There is not much to see on the radar due to the clouds and rain so we’ll save some disc space today and leave out the radar loop.
Over the weekend FOS and changes noted: Sandhill Cranes are back by the hundreds, Great Egrets are staging in the hundreds, Cackling Geese numbers reaching the thousands, Golden-crowned and Fox Sparrows are showing up, Lincoln’s Sparrow and Dark-eyed Junco numbers are increasing on the valley floor as they come down out of the mountains, and Double-crested Cormorants are moving inland.
I probably missed a few as well.
A static shot of the National Radar Composite shows the very active Mississippi Flyway but with good movement down the Atlantic and moderate movement along the Central Flyway
Nighthawks have arrived in Oregon. HERE is the map – not too impressive and these are the first arrivals to be sure. But — This kind of ends the arrival notifications for the season; birds are still on the move however; they are settling in and looking for summer nesting locations; filling in the gaps.
It is the beginning of a long weekend and after that i will be far afield and unplugged. There are a couple of days next week i will be checking in on migration; if i see anything pronounced i’ll post it — but i doubt that will happen.
Blue-winged Teal have been popping up here and there in the remaining wetlands throughout the region HERE This is a spring ritual as they are late migrants and occasional breeders that winter to our south. They are such magnificent birds it is always a treat to come across them.
The Mississippi Flyway is still electric when the conditions are favorable so we’ll take one last look at the National Composite Radar in today’s gallery as well.
A very good night for flocks flying free. All alliteration aside, again we had clear skies and gentle winds out of the north. The upper left corner was cooking green doughnuts last night with a really nice flight across the Strait of Juan de Fuca over to Vancouver Island.
Message Date: May 05 2017 05:02:56
KRTX Doppler Radar serving SW Washington and NW Oregon continues to be unavailab
le. Some data was recently received and transmitted but was deemed to be unrelia
ble. Further updates will be sent as information becomes available. /JBonk
So there’s that: not great timing from my perspective.
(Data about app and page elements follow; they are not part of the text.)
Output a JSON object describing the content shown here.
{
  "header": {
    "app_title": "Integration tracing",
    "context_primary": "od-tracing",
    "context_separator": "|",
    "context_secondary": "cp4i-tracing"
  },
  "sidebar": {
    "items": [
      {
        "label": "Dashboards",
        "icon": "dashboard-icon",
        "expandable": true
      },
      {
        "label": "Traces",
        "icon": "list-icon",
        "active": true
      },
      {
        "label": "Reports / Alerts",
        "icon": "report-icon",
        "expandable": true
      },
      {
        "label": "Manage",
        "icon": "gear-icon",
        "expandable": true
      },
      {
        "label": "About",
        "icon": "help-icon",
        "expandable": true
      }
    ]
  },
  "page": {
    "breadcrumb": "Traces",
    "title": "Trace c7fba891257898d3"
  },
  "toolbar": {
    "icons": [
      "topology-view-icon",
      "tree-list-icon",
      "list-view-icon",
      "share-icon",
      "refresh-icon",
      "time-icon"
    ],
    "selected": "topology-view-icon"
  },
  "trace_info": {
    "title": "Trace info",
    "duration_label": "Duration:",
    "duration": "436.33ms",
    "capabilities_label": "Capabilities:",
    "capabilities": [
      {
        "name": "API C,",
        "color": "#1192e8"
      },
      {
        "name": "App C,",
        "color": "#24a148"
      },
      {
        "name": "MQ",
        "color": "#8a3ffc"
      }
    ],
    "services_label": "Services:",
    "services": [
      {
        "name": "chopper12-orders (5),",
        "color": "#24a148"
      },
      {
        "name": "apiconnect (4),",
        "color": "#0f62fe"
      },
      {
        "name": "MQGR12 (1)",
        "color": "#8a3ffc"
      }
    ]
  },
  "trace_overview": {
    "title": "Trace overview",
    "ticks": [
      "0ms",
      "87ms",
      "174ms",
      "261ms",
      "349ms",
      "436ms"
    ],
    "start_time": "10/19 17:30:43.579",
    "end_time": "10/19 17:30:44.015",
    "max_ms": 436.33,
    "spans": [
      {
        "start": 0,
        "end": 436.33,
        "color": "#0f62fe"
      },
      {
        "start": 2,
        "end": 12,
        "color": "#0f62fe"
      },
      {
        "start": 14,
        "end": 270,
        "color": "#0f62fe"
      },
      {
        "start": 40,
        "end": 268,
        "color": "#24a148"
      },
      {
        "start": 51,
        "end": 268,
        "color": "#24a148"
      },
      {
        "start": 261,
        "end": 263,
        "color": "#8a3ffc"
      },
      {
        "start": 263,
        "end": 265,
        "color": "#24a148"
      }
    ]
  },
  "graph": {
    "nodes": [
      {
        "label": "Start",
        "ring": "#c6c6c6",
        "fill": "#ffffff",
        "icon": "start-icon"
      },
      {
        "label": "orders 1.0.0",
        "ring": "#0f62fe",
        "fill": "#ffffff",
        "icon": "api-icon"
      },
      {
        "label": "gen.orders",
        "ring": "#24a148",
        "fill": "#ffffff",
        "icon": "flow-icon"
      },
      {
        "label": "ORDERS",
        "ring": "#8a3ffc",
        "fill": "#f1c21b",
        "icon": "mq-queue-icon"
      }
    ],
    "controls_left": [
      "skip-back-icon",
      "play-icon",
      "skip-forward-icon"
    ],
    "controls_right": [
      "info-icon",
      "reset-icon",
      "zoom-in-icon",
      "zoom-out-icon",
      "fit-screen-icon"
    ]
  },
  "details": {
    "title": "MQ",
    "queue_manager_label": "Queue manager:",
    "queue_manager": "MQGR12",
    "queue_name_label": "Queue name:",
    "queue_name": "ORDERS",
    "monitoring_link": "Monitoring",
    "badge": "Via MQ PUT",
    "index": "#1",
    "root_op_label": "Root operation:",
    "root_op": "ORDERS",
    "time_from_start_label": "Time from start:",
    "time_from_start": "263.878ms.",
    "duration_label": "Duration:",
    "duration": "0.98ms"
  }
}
So i went north and grabbed the Gray’s Harbor (LGX) loop for today’s gallery at the end of the post.
First reports of Lazuli Bunting are in on the valley floor as well as Hermit Warblers and Swainson’s Thrush in the coastal foothills. Another Olive-sided Flycatcher. Increasing reports of Yellow-headed Blackbirds.